» **MATERIAL SHOWN**:
_ _ _ _ _ _ _

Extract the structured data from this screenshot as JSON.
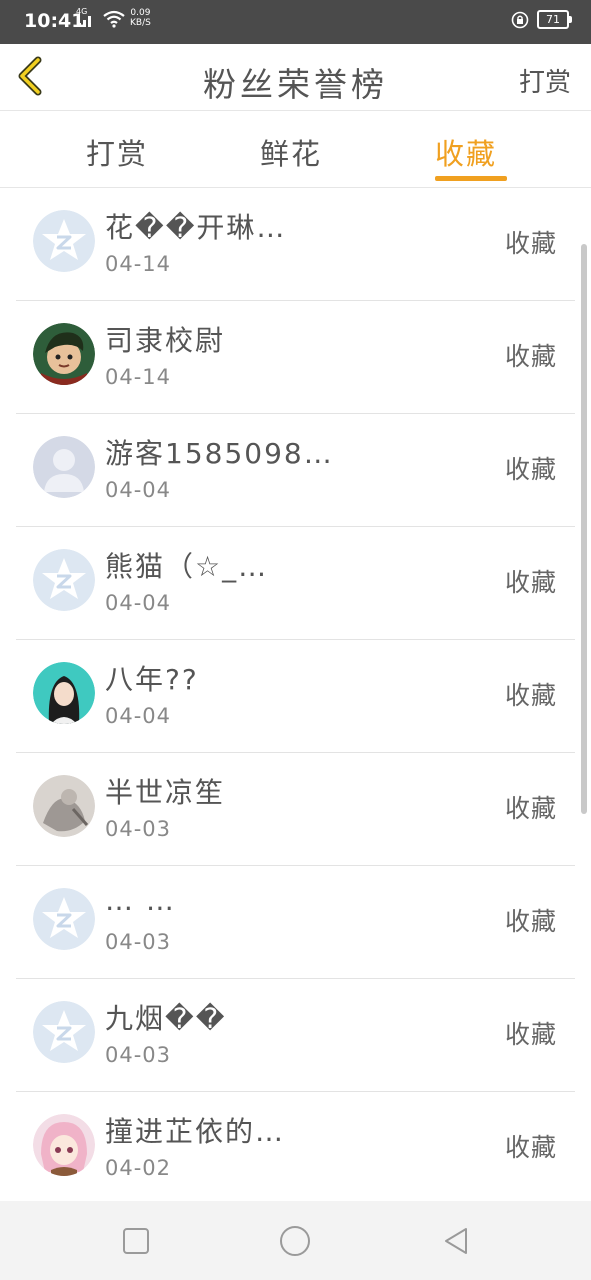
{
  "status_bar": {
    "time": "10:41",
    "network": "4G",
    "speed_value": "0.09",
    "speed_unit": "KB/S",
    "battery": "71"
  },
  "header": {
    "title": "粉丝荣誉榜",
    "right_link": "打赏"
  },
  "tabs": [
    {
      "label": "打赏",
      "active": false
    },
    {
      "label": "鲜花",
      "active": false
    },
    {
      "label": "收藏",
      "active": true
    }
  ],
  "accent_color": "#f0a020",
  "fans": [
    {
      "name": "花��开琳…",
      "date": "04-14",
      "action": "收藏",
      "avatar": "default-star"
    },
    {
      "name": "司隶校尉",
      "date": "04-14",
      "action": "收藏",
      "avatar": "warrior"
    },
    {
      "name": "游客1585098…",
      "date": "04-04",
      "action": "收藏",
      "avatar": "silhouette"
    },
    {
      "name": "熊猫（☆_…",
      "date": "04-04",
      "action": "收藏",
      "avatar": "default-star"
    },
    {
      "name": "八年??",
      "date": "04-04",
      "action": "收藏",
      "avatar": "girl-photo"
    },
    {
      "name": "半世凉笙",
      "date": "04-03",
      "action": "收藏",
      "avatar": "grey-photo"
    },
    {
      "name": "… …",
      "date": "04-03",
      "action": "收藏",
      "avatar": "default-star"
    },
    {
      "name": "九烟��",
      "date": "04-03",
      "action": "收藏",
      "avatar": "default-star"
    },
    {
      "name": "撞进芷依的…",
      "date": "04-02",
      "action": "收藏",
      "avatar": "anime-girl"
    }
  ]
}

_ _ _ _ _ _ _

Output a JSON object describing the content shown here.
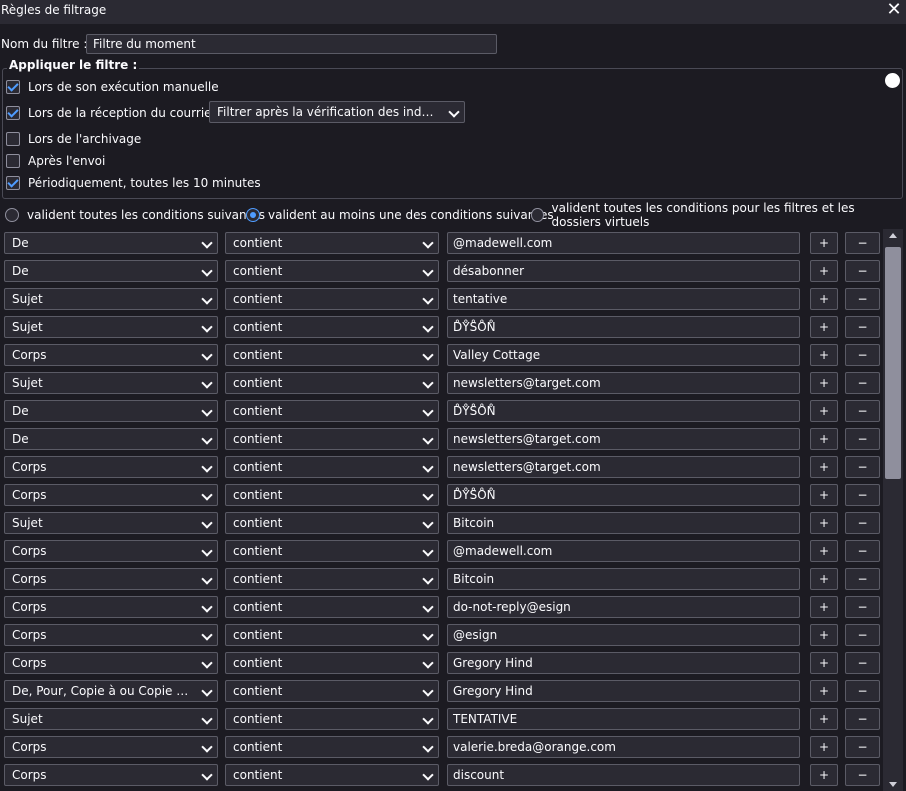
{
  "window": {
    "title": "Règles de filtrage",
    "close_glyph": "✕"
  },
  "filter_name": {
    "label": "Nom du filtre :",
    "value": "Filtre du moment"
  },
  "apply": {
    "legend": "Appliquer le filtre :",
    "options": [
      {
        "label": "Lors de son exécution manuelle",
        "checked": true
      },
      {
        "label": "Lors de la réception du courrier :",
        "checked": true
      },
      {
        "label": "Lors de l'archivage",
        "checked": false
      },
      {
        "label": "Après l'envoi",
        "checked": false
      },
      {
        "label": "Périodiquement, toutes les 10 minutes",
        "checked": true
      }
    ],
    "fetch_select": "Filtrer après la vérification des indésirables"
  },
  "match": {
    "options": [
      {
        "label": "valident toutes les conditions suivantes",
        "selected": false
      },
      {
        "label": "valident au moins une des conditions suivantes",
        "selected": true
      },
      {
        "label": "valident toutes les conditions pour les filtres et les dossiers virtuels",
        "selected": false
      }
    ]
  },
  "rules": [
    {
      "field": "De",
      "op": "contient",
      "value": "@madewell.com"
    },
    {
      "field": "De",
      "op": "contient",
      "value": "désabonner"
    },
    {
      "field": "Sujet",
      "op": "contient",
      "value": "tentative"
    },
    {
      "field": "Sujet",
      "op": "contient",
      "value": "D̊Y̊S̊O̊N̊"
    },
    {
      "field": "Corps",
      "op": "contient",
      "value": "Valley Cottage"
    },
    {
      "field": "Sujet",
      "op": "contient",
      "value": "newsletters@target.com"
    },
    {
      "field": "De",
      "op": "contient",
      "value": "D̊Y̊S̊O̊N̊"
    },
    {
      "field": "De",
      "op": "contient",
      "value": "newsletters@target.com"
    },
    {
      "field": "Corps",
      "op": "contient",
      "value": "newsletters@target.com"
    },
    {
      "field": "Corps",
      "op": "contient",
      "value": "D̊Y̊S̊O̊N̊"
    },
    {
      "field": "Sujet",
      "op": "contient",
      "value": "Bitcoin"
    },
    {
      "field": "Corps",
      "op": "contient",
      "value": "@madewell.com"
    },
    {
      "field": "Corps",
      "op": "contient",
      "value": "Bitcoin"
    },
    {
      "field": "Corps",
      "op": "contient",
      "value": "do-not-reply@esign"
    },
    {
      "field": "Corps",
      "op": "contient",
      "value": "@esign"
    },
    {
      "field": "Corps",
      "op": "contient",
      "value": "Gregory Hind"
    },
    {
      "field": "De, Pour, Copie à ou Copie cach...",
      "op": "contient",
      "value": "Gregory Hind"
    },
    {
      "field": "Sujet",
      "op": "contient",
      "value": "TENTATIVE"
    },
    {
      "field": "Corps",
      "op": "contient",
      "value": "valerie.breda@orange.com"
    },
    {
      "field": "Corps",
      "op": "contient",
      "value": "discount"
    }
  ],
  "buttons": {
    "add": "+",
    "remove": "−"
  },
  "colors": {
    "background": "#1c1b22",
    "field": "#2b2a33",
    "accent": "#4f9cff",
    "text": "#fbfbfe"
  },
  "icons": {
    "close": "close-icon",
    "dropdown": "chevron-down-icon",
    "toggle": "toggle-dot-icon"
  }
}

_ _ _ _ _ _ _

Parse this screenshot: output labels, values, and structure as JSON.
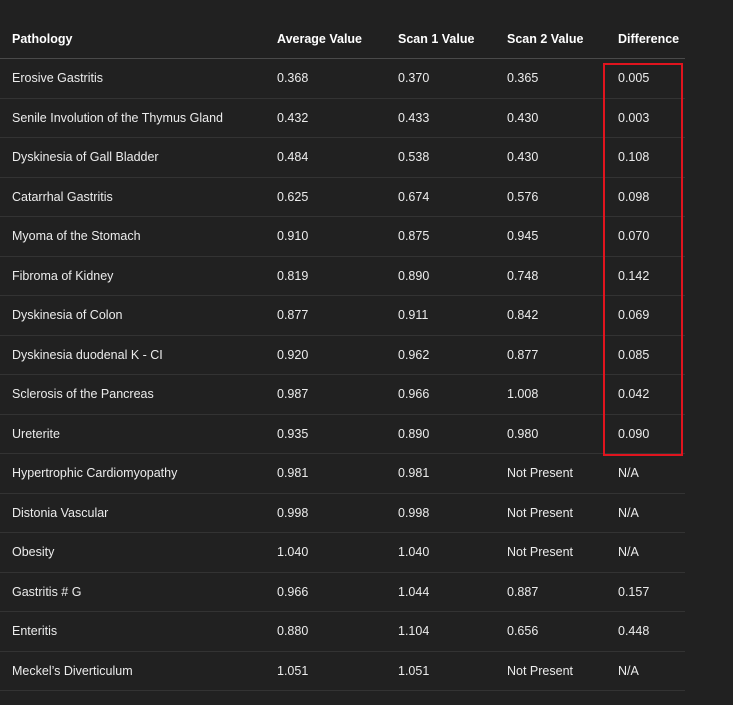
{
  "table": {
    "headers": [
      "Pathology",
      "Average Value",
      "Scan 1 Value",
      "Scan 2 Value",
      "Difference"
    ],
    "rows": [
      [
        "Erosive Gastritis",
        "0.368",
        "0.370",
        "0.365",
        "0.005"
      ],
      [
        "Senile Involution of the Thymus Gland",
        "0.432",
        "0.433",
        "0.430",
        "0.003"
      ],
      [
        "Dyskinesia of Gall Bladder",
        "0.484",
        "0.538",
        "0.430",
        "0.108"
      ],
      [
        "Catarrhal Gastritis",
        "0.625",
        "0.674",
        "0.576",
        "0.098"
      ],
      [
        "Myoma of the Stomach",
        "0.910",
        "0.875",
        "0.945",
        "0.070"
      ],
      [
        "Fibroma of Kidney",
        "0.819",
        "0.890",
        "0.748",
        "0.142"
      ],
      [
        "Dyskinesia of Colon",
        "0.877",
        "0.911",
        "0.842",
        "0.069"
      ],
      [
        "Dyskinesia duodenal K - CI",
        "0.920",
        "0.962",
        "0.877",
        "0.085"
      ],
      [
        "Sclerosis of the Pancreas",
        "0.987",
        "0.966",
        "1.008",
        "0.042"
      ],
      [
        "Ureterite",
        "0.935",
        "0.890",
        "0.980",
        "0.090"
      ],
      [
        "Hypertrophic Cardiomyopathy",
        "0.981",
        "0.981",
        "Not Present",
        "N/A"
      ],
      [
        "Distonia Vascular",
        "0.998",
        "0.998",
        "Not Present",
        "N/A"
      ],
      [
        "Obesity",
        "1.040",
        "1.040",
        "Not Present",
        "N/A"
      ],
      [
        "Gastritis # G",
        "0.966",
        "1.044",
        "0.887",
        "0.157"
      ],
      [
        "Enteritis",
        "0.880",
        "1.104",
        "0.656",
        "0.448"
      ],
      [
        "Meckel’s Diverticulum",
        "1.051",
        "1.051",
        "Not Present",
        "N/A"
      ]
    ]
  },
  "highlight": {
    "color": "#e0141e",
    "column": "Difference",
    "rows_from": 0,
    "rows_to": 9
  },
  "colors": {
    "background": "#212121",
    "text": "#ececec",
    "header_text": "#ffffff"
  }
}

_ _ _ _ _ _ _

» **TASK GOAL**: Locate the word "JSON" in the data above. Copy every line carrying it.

» **TASK RESULT**:
Extract the structured data from this screenshot as JSON.
Output a JSON object describing the content shown here.
Parse this screenshot: output labels, values, and structure as JSON.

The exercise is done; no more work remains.